Set down every record below exactly as it stands, with the pictures omitted.

◇ ◇ ◇ ◇ ◇ ◇ ◇

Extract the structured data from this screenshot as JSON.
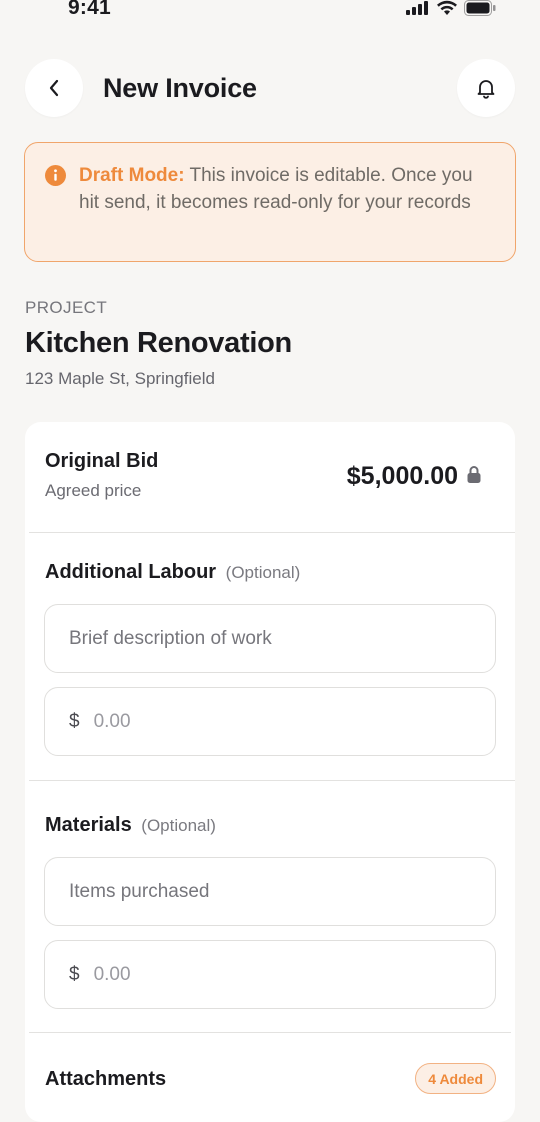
{
  "status_bar": {
    "time": "9:41"
  },
  "header": {
    "title": "New Invoice"
  },
  "banner": {
    "title": "Draft Mode:",
    "message": "This invoice is editable. Once you hit send, it becomes read-only for your records"
  },
  "project": {
    "kicker": "PROJECT",
    "name": "Kitchen Renovation",
    "address": "123 Maple St, Springfield"
  },
  "original_bid": {
    "label": "Original Bid",
    "sub": "Agreed price",
    "amount": "$5,000.00"
  },
  "labour": {
    "title": "Additional Labour",
    "optional": "(Optional)",
    "description_placeholder": "Brief description of work",
    "currency": "$",
    "amount_placeholder": "0.00"
  },
  "materials": {
    "title": "Materials",
    "optional": "(Optional)",
    "items_placeholder": "Items purchased",
    "currency": "$",
    "amount_placeholder": "0.00"
  },
  "attachments": {
    "title": "Attachments",
    "badge": "4 Added"
  },
  "colors": {
    "accent": "#ee8a3c",
    "background": "#f7f6f4",
    "card": "#ffffff",
    "banner_bg": "#fcefe5"
  }
}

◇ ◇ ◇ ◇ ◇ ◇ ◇

- EXERCISE ANSWER
Extract the structured data from this screenshot as JSON.
{
  "status_bar": {
    "time": "9:41"
  },
  "header": {
    "title": "New Invoice"
  },
  "banner": {
    "title": "Draft Mode:",
    "message": "This invoice is editable. Once you hit send, it becomes read-only for your records"
  },
  "project": {
    "kicker": "PROJECT",
    "name": "Kitchen Renovation",
    "address": "123 Maple St, Springfield"
  },
  "original_bid": {
    "label": "Original Bid",
    "sub": "Agreed price",
    "amount": "$5,000.00"
  },
  "labour": {
    "title": "Additional Labour",
    "optional": "(Optional)",
    "description_placeholder": "Brief description of work",
    "currency": "$",
    "amount_placeholder": "0.00"
  },
  "materials": {
    "title": "Materials",
    "optional": "(Optional)",
    "items_placeholder": "Items purchased",
    "currency": "$",
    "amount_placeholder": "0.00"
  },
  "attachments": {
    "title": "Attachments",
    "badge": "4 Added"
  },
  "colors": {
    "accent": "#ee8a3c",
    "background": "#f7f6f4",
    "card": "#ffffff",
    "banner_bg": "#fcefe5"
  }
}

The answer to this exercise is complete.